Start of MATERIAL TO PROCESS

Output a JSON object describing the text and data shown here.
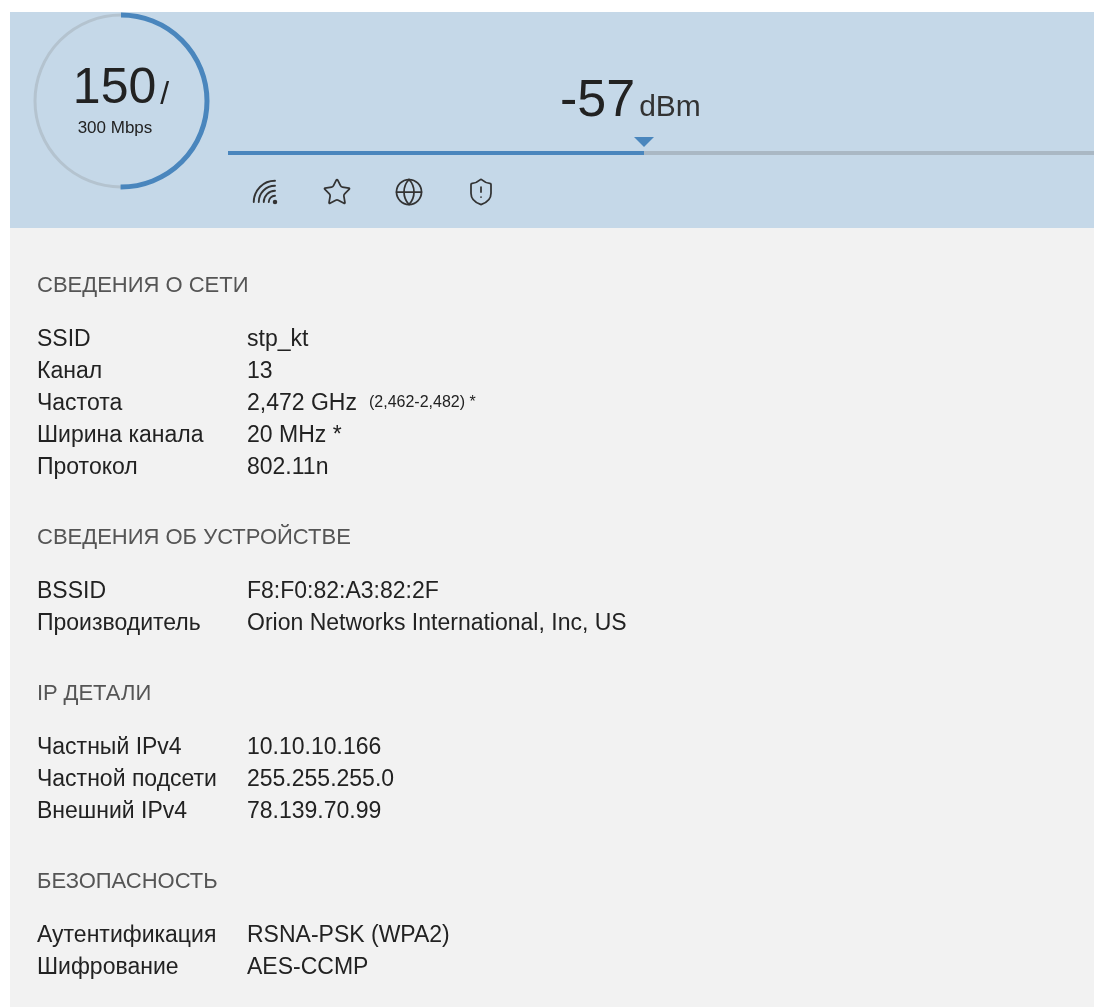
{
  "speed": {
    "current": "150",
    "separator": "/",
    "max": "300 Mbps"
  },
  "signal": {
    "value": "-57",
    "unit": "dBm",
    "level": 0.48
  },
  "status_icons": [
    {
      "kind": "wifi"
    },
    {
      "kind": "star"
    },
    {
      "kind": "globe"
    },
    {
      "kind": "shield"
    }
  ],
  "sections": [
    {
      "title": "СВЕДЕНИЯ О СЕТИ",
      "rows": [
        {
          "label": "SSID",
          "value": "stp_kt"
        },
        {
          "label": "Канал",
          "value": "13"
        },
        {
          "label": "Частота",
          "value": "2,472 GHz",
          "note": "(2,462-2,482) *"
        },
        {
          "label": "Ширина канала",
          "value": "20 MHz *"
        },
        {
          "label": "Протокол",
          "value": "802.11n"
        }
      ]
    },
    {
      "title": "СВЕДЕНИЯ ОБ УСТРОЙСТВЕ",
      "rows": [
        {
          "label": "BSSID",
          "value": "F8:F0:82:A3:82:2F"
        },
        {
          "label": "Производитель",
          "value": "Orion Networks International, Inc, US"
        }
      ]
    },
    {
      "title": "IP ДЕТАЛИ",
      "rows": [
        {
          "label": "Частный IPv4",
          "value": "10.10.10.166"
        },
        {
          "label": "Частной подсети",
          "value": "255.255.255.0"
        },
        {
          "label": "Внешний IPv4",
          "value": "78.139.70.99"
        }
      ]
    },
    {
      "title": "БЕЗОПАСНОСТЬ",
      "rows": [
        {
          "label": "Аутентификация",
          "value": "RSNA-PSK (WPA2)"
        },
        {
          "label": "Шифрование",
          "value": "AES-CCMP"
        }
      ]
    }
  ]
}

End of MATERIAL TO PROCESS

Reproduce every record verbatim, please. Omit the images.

■ **RESULT OF THE TASK**:
Output a JSON object describing the text and data shown here.
{
  "speed": {
    "current": "150",
    "separator": "/",
    "max": "300 Mbps"
  },
  "signal": {
    "value": "-57",
    "unit": "dBm",
    "level": 0.48
  },
  "status_icons": [
    {
      "kind": "wifi"
    },
    {
      "kind": "star"
    },
    {
      "kind": "globe"
    },
    {
      "kind": "shield"
    }
  ],
  "sections": [
    {
      "title": "СВЕДЕНИЯ О СЕТИ",
      "rows": [
        {
          "label": "SSID",
          "value": "stp_kt"
        },
        {
          "label": "Канал",
          "value": "13"
        },
        {
          "label": "Частота",
          "value": "2,472 GHz",
          "note": "(2,462-2,482) *"
        },
        {
          "label": "Ширина канала",
          "value": "20 MHz *"
        },
        {
          "label": "Протокол",
          "value": "802.11n"
        }
      ]
    },
    {
      "title": "СВЕДЕНИЯ ОБ УСТРОЙСТВЕ",
      "rows": [
        {
          "label": "BSSID",
          "value": "F8:F0:82:A3:82:2F"
        },
        {
          "label": "Производитель",
          "value": "Orion Networks International, Inc, US"
        }
      ]
    },
    {
      "title": "IP ДЕТАЛИ",
      "rows": [
        {
          "label": "Частный IPv4",
          "value": "10.10.10.166"
        },
        {
          "label": "Частной подсети",
          "value": "255.255.255.0"
        },
        {
          "label": "Внешний IPv4",
          "value": "78.139.70.99"
        }
      ]
    },
    {
      "title": "БЕЗОПАСНОСТЬ",
      "rows": [
        {
          "label": "Аутентификация",
          "value": "RSNA-PSK (WPA2)"
        },
        {
          "label": "Шифрование",
          "value": "AES-CCMP"
        }
      ]
    }
  ]
}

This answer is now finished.